Bellevue College recently added two new linked English and humanities classes, which combine a particular genre with English 101. English 101, known as English Composition, teaches effective writing skills and emphasizes the steps of the writing process. It is a prerequisite for many courses, and required to earn many of the degrees BC offers.
For students who want to focus on a particular area of study while improving their writing, revising, editing and proofreading skills, BC offers dual classes. Last quarter, the college offered a joint English 101 and English 224 class, focusing on Shakespeare’s dramatic and literary art. In winter quarter 2017, BC is introducing two new classes: A combined class with English 260, American Literature: Harlem Renaissance and English and a combined class with English 215, Myth, Folktale and Legend.
According to the BC course catalog, the Harlem Renaissance class will introduce students “to writers of the historic black culture movement known as the Harlem Renaissance. From W.E.B. DuBois and Langston Hughes to Zora Neale Hurston and Richard Wright, students explore the origins, themes, controversies and legacies of a literary and arts group known for its progressive thinking.” It is offered this upcoming quarter together with English 101 on Monday through Thursday from 11:30 a.m. to 1:20 p.m. It is also offered in combination with English 271 or 272 on the same schedule.
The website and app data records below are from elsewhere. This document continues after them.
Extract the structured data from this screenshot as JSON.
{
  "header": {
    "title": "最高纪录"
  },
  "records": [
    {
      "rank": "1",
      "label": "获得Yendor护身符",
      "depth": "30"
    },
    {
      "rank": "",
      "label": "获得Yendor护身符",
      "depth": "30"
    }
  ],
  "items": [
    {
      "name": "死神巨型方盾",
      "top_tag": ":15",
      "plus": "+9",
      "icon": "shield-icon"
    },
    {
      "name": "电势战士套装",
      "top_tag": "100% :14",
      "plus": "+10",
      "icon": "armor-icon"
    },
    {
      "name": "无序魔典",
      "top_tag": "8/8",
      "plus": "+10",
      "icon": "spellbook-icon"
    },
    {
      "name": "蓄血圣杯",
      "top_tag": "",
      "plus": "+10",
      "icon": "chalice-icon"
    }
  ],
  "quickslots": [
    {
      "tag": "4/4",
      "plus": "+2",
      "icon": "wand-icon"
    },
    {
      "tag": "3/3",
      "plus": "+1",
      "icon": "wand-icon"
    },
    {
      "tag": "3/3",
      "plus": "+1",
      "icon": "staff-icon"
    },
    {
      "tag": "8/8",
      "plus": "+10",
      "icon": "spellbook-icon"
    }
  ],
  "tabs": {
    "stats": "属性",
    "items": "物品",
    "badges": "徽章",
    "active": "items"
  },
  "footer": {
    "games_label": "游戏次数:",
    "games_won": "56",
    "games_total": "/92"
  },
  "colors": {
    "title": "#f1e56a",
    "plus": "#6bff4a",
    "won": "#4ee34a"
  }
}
The Myth, Folktale and Legend class will examine “traditional stories from different cultures. Students discuss common motifs and styles, relationships between cultural perspectives, and theories concerning origins and significance,” according to the catalogue. The BC website states that this class “explores the folklore, legends, and myths of the Americas. Examines how cultures have visually expressed these tales through art. Looks at the work of contemporary muralists and their artistic expression of these myths.” The combined English 101 and English 215 class will be offered Monday through Thursday from 12:30 to 2:40 p.m.
The instructor for the Myth, Folktale and Legend Fernando Perez, said, “This is my first time teaching a linked class and so I cannot speak with authority about the work load. We are going to be looking at mythological stories told by people of the Americas and we going to be writing about and deconstructing their meanings. We will also be looking at the work of contemporary muralists as a form of expressing some of these mythologies. We will be using a visual analysis to deconstruct the murals.”
Linked classes provide five credits per course, which equate to 10 credits for the quarter. Scott Bessho, assistant dean of Arts and Humanities, said that “we have had linked literature courses for a long time, more than a decade, but these particular classes are recent additions to the catalog.”